State-of-the-art wood stoves could be an attractive solution for the space heating of passive houses. The question of the integration of wood stoves in passive envelopes is rather new and still open, the main constraints being the power oversizing ant the heat distribution. The paper proposes a low-resolution simulation approach to provide an insight into the whole-year thermal comfort using a stove, and into the relative effect of the large number of physical parameters involved in the problem. In particular, a simple stove model is developed for detailed dynamic simulations in order to fairly represent the heat emission properties of small airtight stoves. As an example, the methodology is finally applied to a test case, here a typical detached passive house.
It is becoming conventional approach to evaluate the building envelop losses using detailed dynamic tools such as EnergyPlus, ESP-r and TRNSYS. However, the user-related loads (and their variations) in the building are usually oversimplified during performance evaluation of those buildings and associated HV AC systems. This paper presents a methodology to evaluate the performance of buildings and their energy supply systems while taking into account the user-related loads (non-HV AC & DHW) at individual household levels.
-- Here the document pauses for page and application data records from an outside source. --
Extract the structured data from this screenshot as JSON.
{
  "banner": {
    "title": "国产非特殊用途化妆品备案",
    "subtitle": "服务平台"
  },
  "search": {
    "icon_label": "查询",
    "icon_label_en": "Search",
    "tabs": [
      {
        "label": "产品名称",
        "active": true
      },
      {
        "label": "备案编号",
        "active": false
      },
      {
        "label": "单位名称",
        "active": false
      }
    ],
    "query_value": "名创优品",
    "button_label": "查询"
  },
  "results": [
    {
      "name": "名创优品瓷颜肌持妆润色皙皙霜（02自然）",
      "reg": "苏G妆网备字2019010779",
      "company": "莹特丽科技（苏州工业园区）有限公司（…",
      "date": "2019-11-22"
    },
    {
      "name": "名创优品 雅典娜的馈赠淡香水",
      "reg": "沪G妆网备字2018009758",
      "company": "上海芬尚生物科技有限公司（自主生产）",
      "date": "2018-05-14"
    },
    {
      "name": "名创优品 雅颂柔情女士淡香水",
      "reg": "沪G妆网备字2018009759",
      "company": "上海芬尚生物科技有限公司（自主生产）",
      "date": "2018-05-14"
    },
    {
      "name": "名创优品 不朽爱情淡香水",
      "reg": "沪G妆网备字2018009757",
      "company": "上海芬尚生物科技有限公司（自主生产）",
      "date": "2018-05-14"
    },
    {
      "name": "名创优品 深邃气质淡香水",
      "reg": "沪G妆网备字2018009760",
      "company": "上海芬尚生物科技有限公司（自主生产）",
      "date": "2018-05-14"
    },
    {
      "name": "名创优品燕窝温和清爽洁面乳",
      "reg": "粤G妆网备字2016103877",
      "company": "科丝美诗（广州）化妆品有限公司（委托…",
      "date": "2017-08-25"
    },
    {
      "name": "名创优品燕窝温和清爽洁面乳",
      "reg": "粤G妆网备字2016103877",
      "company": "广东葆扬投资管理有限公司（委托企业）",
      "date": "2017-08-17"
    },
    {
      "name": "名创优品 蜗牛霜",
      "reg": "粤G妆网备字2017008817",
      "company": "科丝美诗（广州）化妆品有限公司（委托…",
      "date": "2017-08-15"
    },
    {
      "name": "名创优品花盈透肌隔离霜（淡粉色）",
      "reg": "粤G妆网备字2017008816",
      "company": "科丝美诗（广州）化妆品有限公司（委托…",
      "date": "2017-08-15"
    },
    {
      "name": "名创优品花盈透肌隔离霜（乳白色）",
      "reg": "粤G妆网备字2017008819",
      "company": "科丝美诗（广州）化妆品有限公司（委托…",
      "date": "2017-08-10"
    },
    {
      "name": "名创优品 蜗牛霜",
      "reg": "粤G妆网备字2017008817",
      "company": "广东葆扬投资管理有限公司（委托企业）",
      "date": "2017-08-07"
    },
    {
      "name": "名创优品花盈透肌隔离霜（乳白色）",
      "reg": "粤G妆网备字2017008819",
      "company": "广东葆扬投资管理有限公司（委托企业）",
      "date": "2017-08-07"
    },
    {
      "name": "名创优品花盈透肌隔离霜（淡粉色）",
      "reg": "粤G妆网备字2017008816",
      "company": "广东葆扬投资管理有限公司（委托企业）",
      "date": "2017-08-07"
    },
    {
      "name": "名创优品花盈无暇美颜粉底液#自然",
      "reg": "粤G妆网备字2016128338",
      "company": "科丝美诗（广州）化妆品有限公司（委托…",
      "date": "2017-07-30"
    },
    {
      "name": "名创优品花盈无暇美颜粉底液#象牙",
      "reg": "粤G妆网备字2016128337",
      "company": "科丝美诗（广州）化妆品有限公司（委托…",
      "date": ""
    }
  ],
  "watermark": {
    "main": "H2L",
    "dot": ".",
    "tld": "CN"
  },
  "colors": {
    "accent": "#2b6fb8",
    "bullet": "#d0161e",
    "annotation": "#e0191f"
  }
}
For this purpose, a single family house (two different insulation cases) built in Oslo climate using an alternate duty air to water heat pump is used as a case study. The investigation shows that a large variation occurs in space heating needs for the same standard house when actual user loads are considered. The study also shows that the storage losses dominate the performance of total heat supply system in case of passive house insulation.
Realisation of Net Zero Energy Buildings (NZEB) for residential use depends on, among many other things, minimizing air leakages. However, very airtight houses will have an increased risk for problems regarding indoor humidity, thermal comfort and indoor air quality. Focusing on ventilation systems becomes a requirement in this situation. For cold climates, mechanical ventilation systems are the state of the art solution and in order to achieve a further reduction in energy use, the focus must be on efficient energy recovery. This paper focuses on a quasi-counter flow membrane-based heat and moisture recovery system for cold climates such as the Norwegian climate. The membrane separates the two air streams and allows both heat and moisture transfer. Its effectiveness is crucially depending on the heat and mass transfer resistance of the membrane that separates the two air streams and therefore the characteristics of membranes have to be deeply analysed. To analyse the membrane, this study starts with a detailed theoretical study of the forces governing transfer through membranes. A literature review of available measurements for membrane resistance is performed. Following this, heat and mass transfer in selected types of membranes will be measured in order to validate the results of the theoretical analyse. The conclusion to be taken from this study is the selection of the characteristics of the most suitable membrane for a residential heat and moisture exchanger in cold climates.